My stocking wasn’t just stuffed full of footie games and books every year. No, Santa made sure I didn’t smell either. I always had a football soap on a rope. Even in the bath, there was no getting away from the beautiful game, AND my ducks could practice their headers!
I’ve just looked online. You can buy football soaps (still on a rope) for £14 at notonthehighstreet.com. Fourteen quid for soap! ‘Perfect to hang in the shower and wash away the mud of the pitch,’ reads the blurb. ‘Gently fragranced, it would be ideal for both male and female players.’ A soap for both sexes, who’d ever have thought it?
‘Perfect for a birthday or Christmas as a stocking filler, or just to celebrate that great match.’ So next time your team wins a big game, you know what to do. Instead of splashing out £14 on three pints of lager and some pork scratchings, buy a football soap on a rope instead. You know it makes sense.
When this Saturday comes, how many children will be waking up as giddy with anticipation as I was all those years ago? Millions, obviously.
But how many will find Subbuteo in their stocking, perhaps one of the sets containing - a nice nod to the modern game, this - a VAR box?

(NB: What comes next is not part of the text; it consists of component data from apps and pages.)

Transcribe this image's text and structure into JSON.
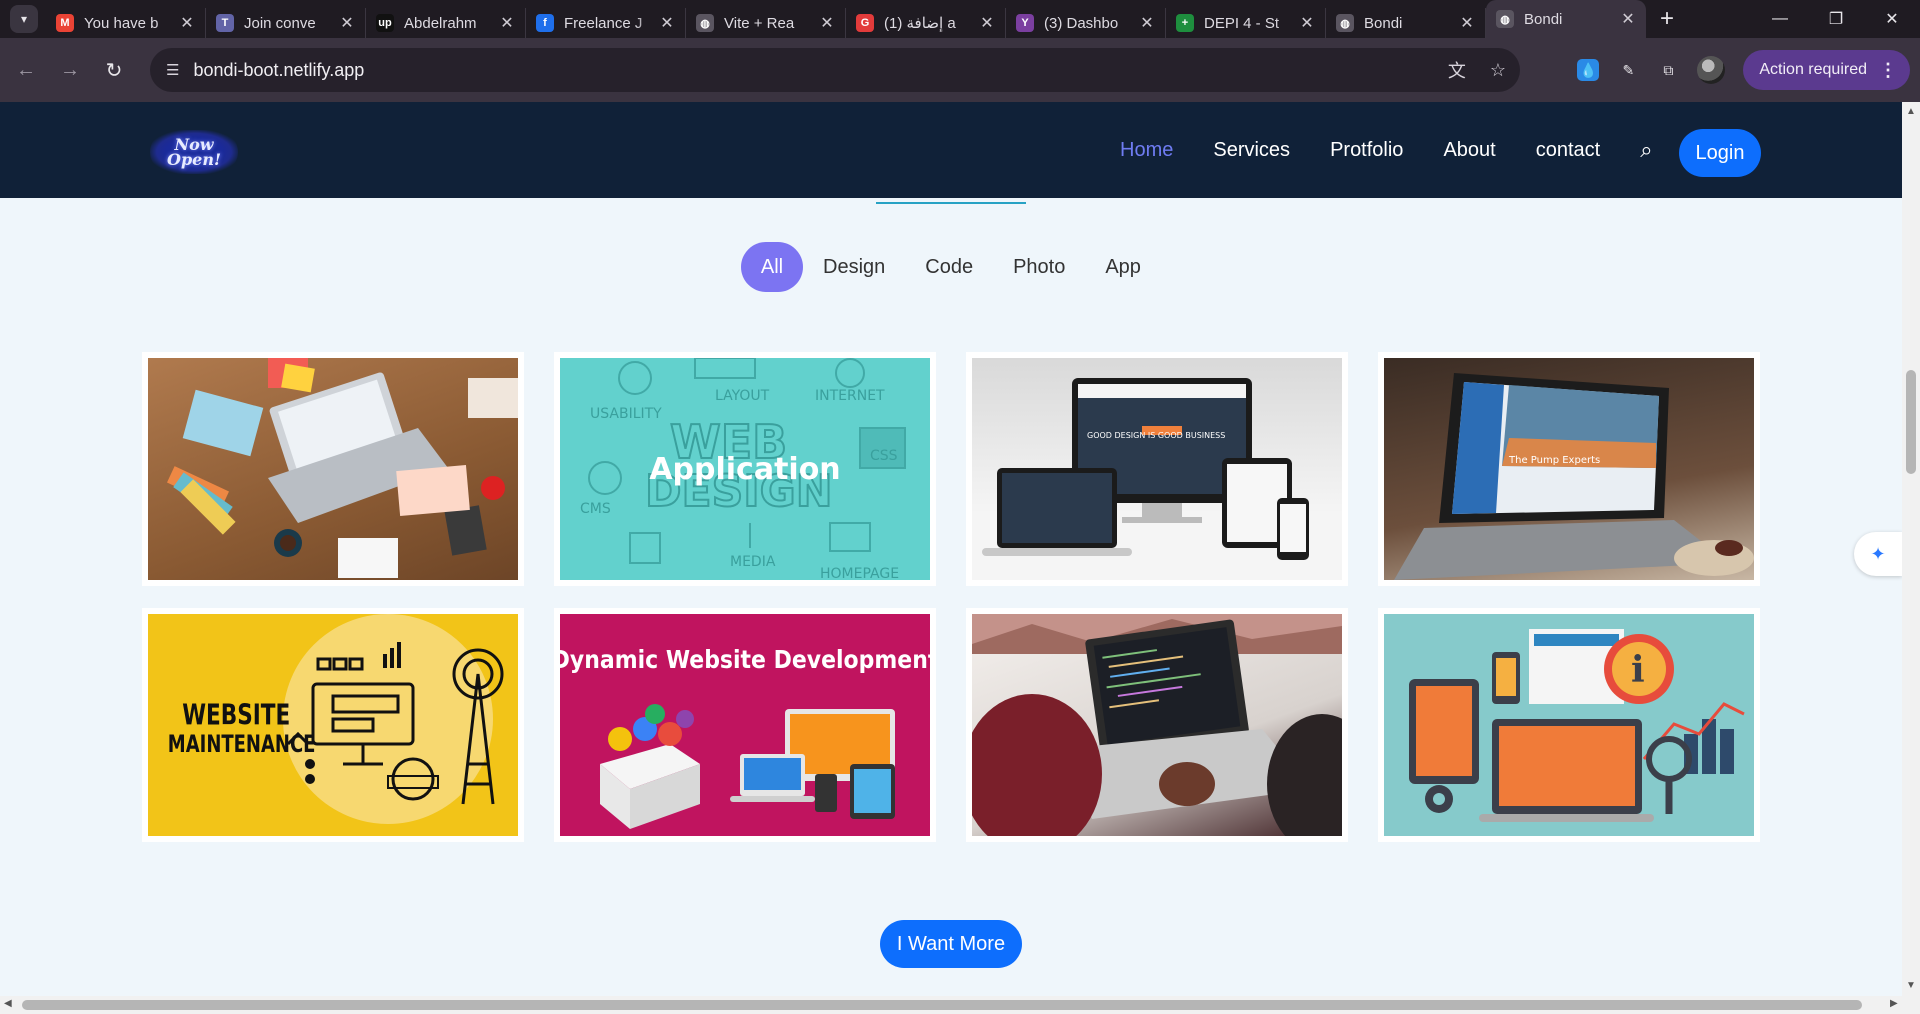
{
  "browser": {
    "tabs": [
      {
        "title": "You have b",
        "favicon": "gmail-icon",
        "color": "#ea4335",
        "glyph": "M"
      },
      {
        "title": "Join conve",
        "favicon": "teams-icon",
        "color": "#6264a7",
        "glyph": "T"
      },
      {
        "title": "Abdelrahm",
        "favicon": "upwork-icon",
        "color": "#111111",
        "glyph": "up"
      },
      {
        "title": "Freelance J",
        "favicon": "freelance-icon",
        "color": "#1f6feb",
        "glyph": "f"
      },
      {
        "title": "Vite + Rea",
        "favicon": "globe-icon",
        "color": "#5a5560",
        "glyph": "◍"
      },
      {
        "title": "(1) إضافة a",
        "favicon": "app-icon",
        "color": "#e23b3b",
        "glyph": "G"
      },
      {
        "title": "(3) Dashbo",
        "favicon": "yoast-icon",
        "color": "#7b3fa0",
        "glyph": "Y"
      },
      {
        "title": "DEPI 4 - St",
        "favicon": "sheets-icon",
        "color": "#1e8e3e",
        "glyph": "+"
      },
      {
        "title": "Bondi",
        "favicon": "globe-icon",
        "color": "#5a5560",
        "glyph": "◍"
      },
      {
        "title": "Bondi",
        "favicon": "globe-icon",
        "color": "#5a5560",
        "glyph": "◍",
        "active": true
      }
    ],
    "url": "bondi-boot.netlify.app",
    "action_required": "Action required"
  },
  "site": {
    "logo_line1": "Now",
    "logo_line2": "Open!",
    "nav": [
      "Home",
      "Services",
      "Protfolio",
      "About",
      "contact"
    ],
    "login": "Login"
  },
  "portfolio": {
    "filters": [
      "All",
      "Design",
      "Code",
      "Photo",
      "App"
    ],
    "active_filter": "All",
    "cards": [
      {
        "scene": "desk"
      },
      {
        "scene": "webdesign",
        "overlay": "Application"
      },
      {
        "scene": "devices",
        "screen_text": "GOOD DESIGN IS GOOD BUSINESS"
      },
      {
        "scene": "pump",
        "screen_text": "The Pump Experts"
      },
      {
        "scene": "maint",
        "heading_line1": "WEBSITE",
        "heading_line2": "MAINTENANCE"
      },
      {
        "scene": "dynamic",
        "heading": "Dynamic Website Development"
      },
      {
        "scene": "coding"
      },
      {
        "scene": "infog"
      }
    ],
    "more_button": "I Want More"
  }
}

How many will unwrap a Blow Football game? More to the point, how many would want to?
The Topical Times annual died a death years ago, but others still remain - Match Weekly and Shoot!, even though the latter magazine was last produced in 2008. In these days of rampant technology, is there is still a place for traditional games, like Subbuteo, and the joy of reading a book or annual? My own kids - 19 and 18 now - wouldn’t dream of picking up a book. A far cry, therefore, from their dad’s era, an eclectic pot pourri of straws, Roy of the Rovers and non-electronic electronic scoreboards. My friends and I might have been ‘boooooring’, and our scoreboards certainly lacked electricity, but one thing we didn’t lack - thank God - was pure childhood innocence. I fervently hope, four decades on, that is still the case with today’s 11-year-olds.